In resolving the summary judgment motion, the court examines the pleadings, depositions, answers to interrogatories, and admissions on file, together with the affidavits, if any. Fed. R. Civ. P. 56(c). The evidence of the opposing party is to be believed. See Anderson, 477 U.S. at 255. All reasonable inferences that may be drawn from the facts placed before the court must be drawn in favor of the opposing party. See Matsushita, 475 U.S. at 587, 106 S. Ct. at 1356. Nevertheless, inferences are not drawn out of the air, and it is the opposing party's obligation to produce a factual predicate from which the inference may be drawn. See Richards v. Nielsen Freight Lines, 602 F. Supp. 1224, 1244-45 (E.D. Cal. 1985), aff'd, 810 F.2d 898, 902 (9th Cir. 1987). Finally, to demonstrate a genuine issue, the opposing party "must do more than simply show that there is some metaphysical doubt as to the material facts . . . . Where the record taken as a whole could not lead a rational trier of fact to find for the nonmoving party, there is no 'genuine issue for trial.'" Matsushita, 475 U.S. at 587, 106 S. Ct. at 1356 (citation omitted).
The following of defendants' undisputed facts (DUF) are either not disputed by plaintiff, or following the court's review of the evidence submitted, have been deemed undisputed:

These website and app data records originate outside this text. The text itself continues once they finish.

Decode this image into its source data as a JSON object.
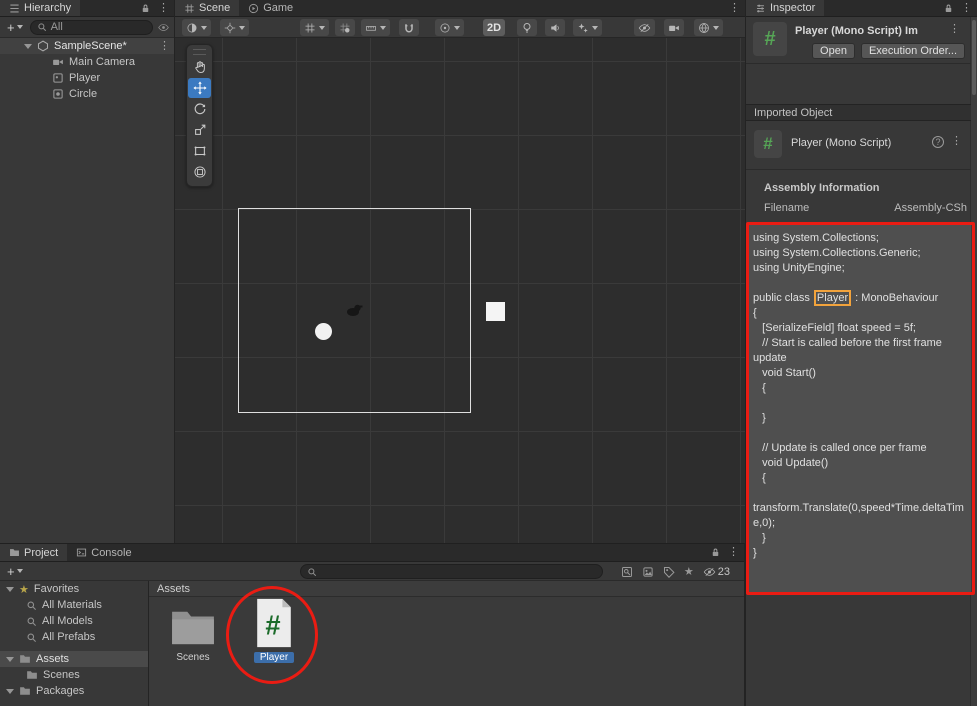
{
  "icons": {
    "kebab": "⋮",
    "help": "?",
    "star": "★"
  },
  "hierarchy": {
    "tab_title": "Hierarchy",
    "create_button": "+",
    "search_value": "All",
    "scene_row": {
      "name": "SampleScene*"
    },
    "items": [
      {
        "label": "Main Camera"
      },
      {
        "label": "Player"
      },
      {
        "label": "Circle"
      }
    ]
  },
  "scene_view": {
    "scene_tab": "Scene",
    "game_tab": "Game",
    "toolbar": {
      "two_d_label": "2D"
    }
  },
  "inspector": {
    "tab_title": "Inspector",
    "header": {
      "title": "Player (Mono Script) Im",
      "open_button": "Open",
      "execution_order_button": "Execution Order..."
    },
    "imported_object_label": "Imported Object",
    "script_section_title": "Player (Mono Script)",
    "assembly_header": "Assembly Information",
    "filename_label": "Filename",
    "filename_value": "Assembly-CSh",
    "code": {
      "lines_top": [
        "using System.Collections;",
        "using System.Collections.Generic;",
        "using UnityEngine;",
        ""
      ],
      "class_line": {
        "prefix": "public class ",
        "highlight": "Player",
        "suffix": " : MonoBehaviour"
      },
      "lines_bottom": [
        "{",
        "   [SerializeField] float speed = 5f;",
        "   // Start is called before the first frame update",
        "   void Start()",
        "   {",
        "",
        "   }",
        "",
        "   // Update is called once per frame",
        "   void Update()",
        "   {",
        "",
        "transform.Translate(0,speed*Time.deltaTime,0);",
        "   }",
        "}"
      ]
    }
  },
  "project": {
    "project_tab": "Project",
    "console_tab": "Console",
    "create_button": "+",
    "hidden_count": "23",
    "favorites_label": "Favorites",
    "favorites": [
      {
        "label": "All Materials"
      },
      {
        "label": "All Models"
      },
      {
        "label": "All Prefabs"
      }
    ],
    "assets_label": "Assets",
    "scenes_label": "Scenes",
    "packages_label": "Packages",
    "breadcrumb": "Assets",
    "items": [
      {
        "label": "Scenes",
        "type": "folder"
      },
      {
        "label": "Player",
        "type": "csharp-script"
      }
    ]
  }
}
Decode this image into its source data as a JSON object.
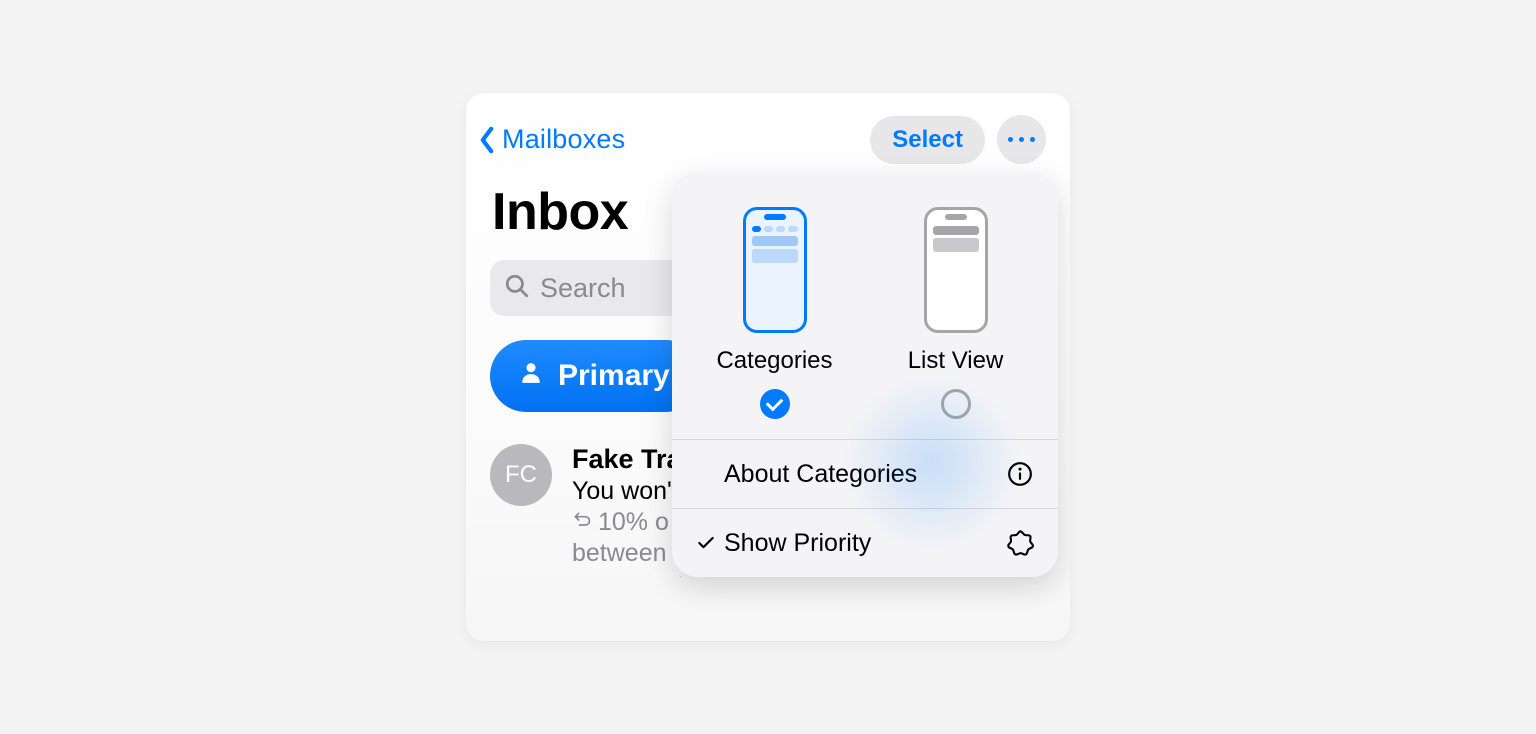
{
  "nav": {
    "back_label": "Mailboxes",
    "select_label": "Select"
  },
  "page": {
    "title": "Inbox",
    "search_placeholder": "Search"
  },
  "tabs": {
    "primary_label": "Primary"
  },
  "mail": {
    "avatar_initials": "FC",
    "sender": "Fake Tra",
    "subject": "You won'",
    "preview_line1": "10% o",
    "preview_line2": "between"
  },
  "popover": {
    "option_categories": "Categories",
    "option_list_view": "List View",
    "selected": "categories",
    "about_label": "About Categories",
    "priority_label": "Show Priority",
    "priority_checked": true
  }
}
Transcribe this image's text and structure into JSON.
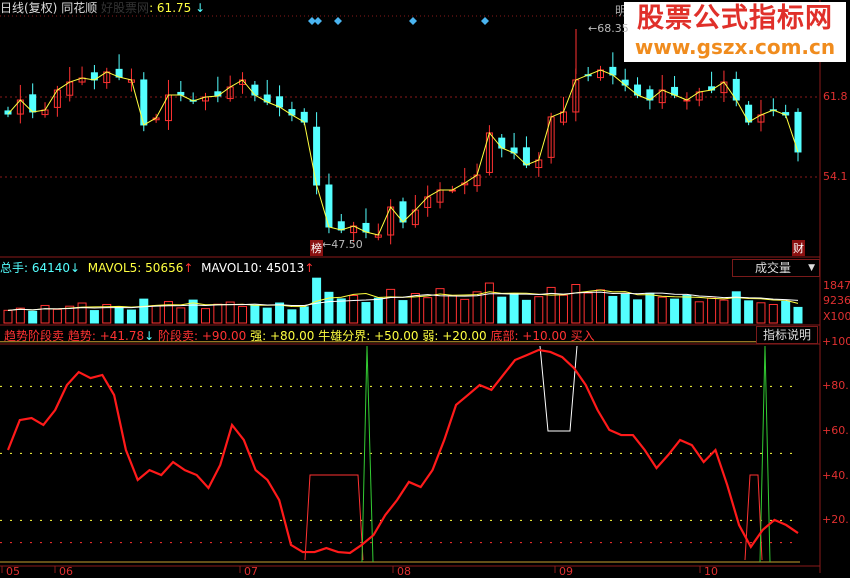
{
  "header": {
    "period": "日线(复权)",
    "stock_name": "同花顺",
    "faded_label": "好股票网",
    "price_label": ": 61.75",
    "price_arrow": "↓"
  },
  "watermark": {
    "title": "股票公式指标网",
    "url": "www.gszx.com.cn"
  },
  "price_panel": {
    "high_label": "68.35",
    "low_label": "47.50",
    "axis_labels": [
      "61.8",
      "54.1"
    ],
    "badge_left": "榜",
    "badge_right": "财",
    "top_tab_partial": "明"
  },
  "volume_panel": {
    "total_label": "总手: ",
    "total_value": "64140",
    "total_arrow": "↓",
    "mavol5_label": "MAVOL5: ",
    "mavol5_value": "50656",
    "mavol5_arrow": "↑",
    "mavol10_label": "MAVOL10: ",
    "mavol10_value": "45013",
    "mavol10_arrow": "↑",
    "selector": "成交量",
    "axis_labels": [
      "1847",
      "9236",
      "X100"
    ]
  },
  "indicator_panel": {
    "name": "趋势阶段卖",
    "trend_label": "趋势: ",
    "trend_value": "+41.78",
    "trend_arrow": "↓",
    "stage_sell": "阶段卖: +90.00",
    "strong": "强: +80.00",
    "bull_bear": "牛雄分界: +50.00",
    "weak": "弱: +20.00",
    "bottom": "底部: +10.00",
    "buy": "买入",
    "help_button": "指标说明",
    "axis_labels": [
      "+100",
      "+80.",
      "+60.",
      "+40.",
      "+20."
    ]
  },
  "time_axis": [
    "05",
    "06",
    "07",
    "08",
    "09",
    "10"
  ],
  "colors": {
    "up": "#ff3232",
    "down": "#54ffff",
    "ma": "#ffff40",
    "trend": "#ff1a1a",
    "grid": "#8a1a1a"
  },
  "chart_data": [
    {
      "type": "candlestick",
      "price_axis": [
        54.1,
        61.8
      ],
      "high": 68.35,
      "low": 47.5,
      "close": [
        60.16,
        61.51,
        60.36,
        60.55,
        62.47,
        63.24,
        63.63,
        63.44,
        64.21,
        63.72,
        63.44,
        59.11,
        59.78,
        61.99,
        61.99,
        61.42,
        61.8,
        61.9,
        62.76,
        63.44,
        61.99,
        61.32,
        60.84,
        60.07,
        59.39,
        53.33,
        49.29,
        49.0,
        49.38,
        48.81,
        48.52,
        51.21,
        49.77,
        50.92,
        52.18,
        52.85,
        52.85,
        53.52,
        54.29,
        58.34,
        56.89,
        56.41,
        55.26,
        55.74,
        59.88,
        60.36,
        63.44,
        63.92,
        64.4,
        63.92,
        62.95,
        61.99,
        61.51,
        62.47,
        61.99,
        61.51,
        62.28,
        62.47,
        63.24,
        61.51,
        59.39,
        60.07,
        60.55,
        60.07,
        56.51
      ]
    },
    {
      "type": "bar",
      "name": "成交量",
      "values": [
        5200,
        6100,
        4800,
        7200,
        5600,
        6900,
        8200,
        5100,
        7600,
        6400,
        5300,
        9800,
        7100,
        8800,
        6200,
        9400,
        5900,
        7700,
        8600,
        6800,
        7300,
        6100,
        8200,
        5400,
        6600,
        18400,
        12600,
        9900,
        11300,
        8400,
        10200,
        13800,
        9200,
        12100,
        10400,
        14100,
        11200,
        9700,
        12800,
        16400,
        10600,
        11900,
        9300,
        10800,
        14600,
        11400,
        15800,
        12300,
        13600,
        10900,
        11700,
        9500,
        12200,
        10600,
        9800,
        11300,
        8700,
        10200,
        9400,
        12800,
        9100,
        8300,
        7600,
        8900,
        6400
      ],
      "axis": [
        0,
        18470
      ]
    },
    {
      "type": "line",
      "name": "趋势",
      "range": [
        0,
        100
      ],
      "levels": [
        100,
        80,
        50,
        20,
        10
      ],
      "values": [
        51.5,
        64.9,
        65.8,
        62.7,
        69.4,
        80.6,
        86.4,
        83.7,
        85.1,
        76.1,
        51.5,
        38.1,
        42.5,
        40.3,
        46.1,
        42.5,
        40.3,
        34.5,
        44.8,
        62.7,
        56.0,
        42.5,
        38.1,
        29.1,
        9.0,
        5.8,
        5.8,
        7.6,
        5.8,
        5.4,
        9.0,
        13.4,
        22.4,
        29.1,
        37.2,
        34.9,
        42.5,
        56.0,
        71.7,
        76.1,
        80.6,
        78.4,
        85.1,
        91.8,
        94.0,
        96.3,
        95.4,
        93.1,
        88.2,
        80.6,
        69.4,
        60.5,
        58.2,
        58.2,
        51.5,
        43.4,
        49.3,
        56.0,
        53.7,
        46.1,
        51.5,
        35.8,
        17.9,
        8.1,
        15.7,
        20.2,
        17.9,
        14.3
      ]
    }
  ]
}
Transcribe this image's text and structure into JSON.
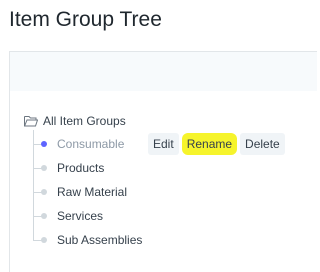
{
  "page": {
    "title": "Item Group Tree"
  },
  "tree": {
    "root_label": "All Item Groups",
    "nodes": [
      {
        "label": "Consumable",
        "selected": true
      },
      {
        "label": "Products",
        "selected": false
      },
      {
        "label": "Raw Material",
        "selected": false
      },
      {
        "label": "Services",
        "selected": false
      },
      {
        "label": "Sub Assemblies",
        "selected": false
      }
    ]
  },
  "node_actions": {
    "edit_label": "Edit",
    "rename_label": "Rename",
    "delete_label": "Delete"
  },
  "colors": {
    "selected_dot": "#5e64ff",
    "highlight": "#f6f42c"
  }
}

During the relevant period of October 2003 to November 2007, plaintiff received 67 primary care physician visits, 43 with medical doctors and the remaining 24 with physicians assistants or nurse practitioners. DUF #216. From 2003 to 2007, plaintiff received three surgeries by independent outside medical facilities, one to repair his rectal prolapse*fn7 and two ACL reconstructions for his knee. DUF #217. From 2003 to 2007, plaintiff received numerous gastroenterolology consultations with UC Davis physicians concerning his rectal prolapse and numerous orthopedic consultations with outside orthopedists. DUF #218. From 2003 to 2007, plaintiff received five x-rays of his knee over a two-year period and two MRIs of his knee over a four-year period. DUF #219.
It is undisputed that plaintiff had knee injuries and was treated prior to the relevant period of this case, therefore the court will only include the treatment from the relevant period. On February 10, 2003, plaintiff re-injured his knee and was provided treatment that included a wrap, crutches and a medical lay in. DUF #171. While shooting a basketball plaintiff re-injured his knee on March 24, 2003, and received treatment, an ace bandage wrap, Motrin and a medical lay in. DUF #172. On May 17, 2003, plaintiff re-injured his knee while running to class. DUF #173. On May 29, 2003, plaintiff told doctors for the first time that he wanted knee surgery. DUF #174. On that day plaintiff was diagnosed with a chronic right knee injury that was not symptomatic and plaintiff was given a chrono for a low bunk, a modified work restriction for one year and an orthopedic consultation was submitted. DUF #176
On October 11, 2004, plaintiff re-injured his knee when he fell down some steps. DUF #179. On October 20, 2004, plaintiff saw a different orthopedist, who diagnosed a right ACL tear and medial meniscus tear and planned on performing an ACL reconstruction. DUF #181. On May 27, 2005, plaintiff received the ACL reconstruction. DUF #182. Following surgery, plaintiff was discharged back to MCSP with crutches and weight bearing as tolerated for six weeks. DUF #183.
Plaintiff later reported feeling a pop in his knee with pain. DUF #184. During follow up treatment it was assessed that plaintiff possibly re-injured his knee. DUF #185. More treatment followed including extended use of crutches, an MRI, orthopedic consultations and a second ACL surgery on September 26, 2007. DUF #186. Following the second surgery plaintiff was provided with a knee brace, ...